[Material for this task]

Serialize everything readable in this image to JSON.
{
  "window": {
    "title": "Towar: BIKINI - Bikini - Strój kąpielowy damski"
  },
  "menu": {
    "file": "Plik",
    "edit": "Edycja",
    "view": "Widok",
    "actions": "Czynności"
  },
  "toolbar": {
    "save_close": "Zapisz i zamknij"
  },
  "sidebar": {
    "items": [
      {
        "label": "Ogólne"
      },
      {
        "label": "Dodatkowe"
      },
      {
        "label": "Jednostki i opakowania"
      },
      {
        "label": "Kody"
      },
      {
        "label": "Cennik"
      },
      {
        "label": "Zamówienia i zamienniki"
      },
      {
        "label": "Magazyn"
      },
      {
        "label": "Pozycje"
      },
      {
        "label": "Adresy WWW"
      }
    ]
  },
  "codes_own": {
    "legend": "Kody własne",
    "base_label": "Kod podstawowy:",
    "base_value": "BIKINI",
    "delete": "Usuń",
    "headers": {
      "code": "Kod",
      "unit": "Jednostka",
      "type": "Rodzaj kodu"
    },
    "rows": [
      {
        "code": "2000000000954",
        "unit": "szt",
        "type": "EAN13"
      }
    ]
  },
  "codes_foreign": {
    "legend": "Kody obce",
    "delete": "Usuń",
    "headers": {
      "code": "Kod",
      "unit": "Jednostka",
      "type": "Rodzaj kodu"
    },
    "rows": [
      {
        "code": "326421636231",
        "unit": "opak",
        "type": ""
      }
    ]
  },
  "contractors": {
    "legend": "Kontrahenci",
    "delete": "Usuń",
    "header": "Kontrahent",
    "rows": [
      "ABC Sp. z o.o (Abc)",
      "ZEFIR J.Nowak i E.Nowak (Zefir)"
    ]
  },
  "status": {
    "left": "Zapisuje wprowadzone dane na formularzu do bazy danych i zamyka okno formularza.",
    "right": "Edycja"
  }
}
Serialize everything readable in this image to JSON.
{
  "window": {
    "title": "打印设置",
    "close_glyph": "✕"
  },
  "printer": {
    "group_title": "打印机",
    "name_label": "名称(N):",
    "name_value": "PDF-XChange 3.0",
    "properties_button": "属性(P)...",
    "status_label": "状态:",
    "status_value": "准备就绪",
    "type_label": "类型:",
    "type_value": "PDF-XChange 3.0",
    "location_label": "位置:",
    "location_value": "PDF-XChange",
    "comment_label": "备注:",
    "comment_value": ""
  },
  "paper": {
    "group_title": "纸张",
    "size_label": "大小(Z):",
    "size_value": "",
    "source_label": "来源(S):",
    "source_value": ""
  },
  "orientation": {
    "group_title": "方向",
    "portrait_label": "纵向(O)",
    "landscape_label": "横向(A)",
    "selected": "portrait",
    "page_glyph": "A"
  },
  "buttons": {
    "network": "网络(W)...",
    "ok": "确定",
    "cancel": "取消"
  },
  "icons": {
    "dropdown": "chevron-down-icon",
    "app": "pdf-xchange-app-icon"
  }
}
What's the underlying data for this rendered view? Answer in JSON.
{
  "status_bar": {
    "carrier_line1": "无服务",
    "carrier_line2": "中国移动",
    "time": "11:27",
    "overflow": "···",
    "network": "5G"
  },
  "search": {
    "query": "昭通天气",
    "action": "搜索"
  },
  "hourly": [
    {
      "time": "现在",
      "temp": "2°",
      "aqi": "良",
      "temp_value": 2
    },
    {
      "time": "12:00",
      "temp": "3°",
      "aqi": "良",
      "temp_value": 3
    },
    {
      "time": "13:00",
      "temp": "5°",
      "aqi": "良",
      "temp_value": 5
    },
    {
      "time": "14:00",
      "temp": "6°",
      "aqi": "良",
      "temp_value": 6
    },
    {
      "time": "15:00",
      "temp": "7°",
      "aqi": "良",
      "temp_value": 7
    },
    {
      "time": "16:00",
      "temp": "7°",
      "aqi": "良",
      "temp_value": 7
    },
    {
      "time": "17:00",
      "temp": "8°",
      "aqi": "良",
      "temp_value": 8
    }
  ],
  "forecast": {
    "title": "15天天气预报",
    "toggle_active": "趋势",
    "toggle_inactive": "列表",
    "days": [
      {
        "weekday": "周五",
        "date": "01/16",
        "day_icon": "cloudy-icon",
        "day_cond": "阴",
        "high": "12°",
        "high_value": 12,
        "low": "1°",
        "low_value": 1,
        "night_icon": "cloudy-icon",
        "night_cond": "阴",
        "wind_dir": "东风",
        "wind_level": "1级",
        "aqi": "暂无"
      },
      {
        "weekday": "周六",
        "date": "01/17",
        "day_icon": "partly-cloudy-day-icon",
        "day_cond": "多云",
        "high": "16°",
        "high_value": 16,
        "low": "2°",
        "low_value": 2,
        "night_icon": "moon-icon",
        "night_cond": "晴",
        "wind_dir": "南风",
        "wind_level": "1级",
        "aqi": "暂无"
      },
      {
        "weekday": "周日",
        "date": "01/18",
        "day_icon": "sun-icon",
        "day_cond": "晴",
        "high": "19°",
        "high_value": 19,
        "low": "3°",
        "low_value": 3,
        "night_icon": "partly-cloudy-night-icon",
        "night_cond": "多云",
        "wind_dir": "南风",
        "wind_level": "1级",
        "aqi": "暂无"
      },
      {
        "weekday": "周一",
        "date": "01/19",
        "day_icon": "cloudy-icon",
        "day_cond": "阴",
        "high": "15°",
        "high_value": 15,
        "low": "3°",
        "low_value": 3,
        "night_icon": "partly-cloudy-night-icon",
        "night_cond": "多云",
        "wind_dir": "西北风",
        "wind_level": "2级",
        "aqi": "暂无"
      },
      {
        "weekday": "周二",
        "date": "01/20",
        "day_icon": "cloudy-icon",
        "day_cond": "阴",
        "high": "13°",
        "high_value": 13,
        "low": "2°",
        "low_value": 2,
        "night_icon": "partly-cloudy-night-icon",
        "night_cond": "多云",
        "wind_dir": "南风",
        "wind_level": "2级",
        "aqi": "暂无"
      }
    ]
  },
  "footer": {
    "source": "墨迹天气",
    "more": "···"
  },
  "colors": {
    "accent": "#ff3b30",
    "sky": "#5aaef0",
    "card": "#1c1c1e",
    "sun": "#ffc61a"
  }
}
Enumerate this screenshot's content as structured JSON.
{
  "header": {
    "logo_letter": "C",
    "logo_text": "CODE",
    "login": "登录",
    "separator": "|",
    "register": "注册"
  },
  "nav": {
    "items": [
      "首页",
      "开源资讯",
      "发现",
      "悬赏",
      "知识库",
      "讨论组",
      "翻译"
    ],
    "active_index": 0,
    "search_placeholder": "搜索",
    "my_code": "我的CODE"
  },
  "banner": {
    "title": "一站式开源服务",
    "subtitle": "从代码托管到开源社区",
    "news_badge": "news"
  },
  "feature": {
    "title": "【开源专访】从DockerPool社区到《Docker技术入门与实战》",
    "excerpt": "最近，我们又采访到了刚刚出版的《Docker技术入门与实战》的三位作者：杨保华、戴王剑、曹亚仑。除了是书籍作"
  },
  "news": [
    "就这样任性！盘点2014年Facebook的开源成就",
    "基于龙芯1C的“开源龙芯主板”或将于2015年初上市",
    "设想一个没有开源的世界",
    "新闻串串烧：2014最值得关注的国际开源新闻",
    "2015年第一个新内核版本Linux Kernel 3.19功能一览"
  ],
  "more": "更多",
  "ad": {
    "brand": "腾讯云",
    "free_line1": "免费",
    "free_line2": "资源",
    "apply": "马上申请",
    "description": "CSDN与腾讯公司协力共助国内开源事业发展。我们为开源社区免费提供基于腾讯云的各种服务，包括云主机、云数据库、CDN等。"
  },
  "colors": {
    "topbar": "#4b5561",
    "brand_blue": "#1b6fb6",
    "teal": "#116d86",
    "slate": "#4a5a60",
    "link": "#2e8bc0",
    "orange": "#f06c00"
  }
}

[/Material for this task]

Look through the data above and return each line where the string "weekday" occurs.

        "weekday": "周五",
        "weekday": "周六",
        "weekday": "周日",
        "weekday": "周一",
        "weekday": "周二",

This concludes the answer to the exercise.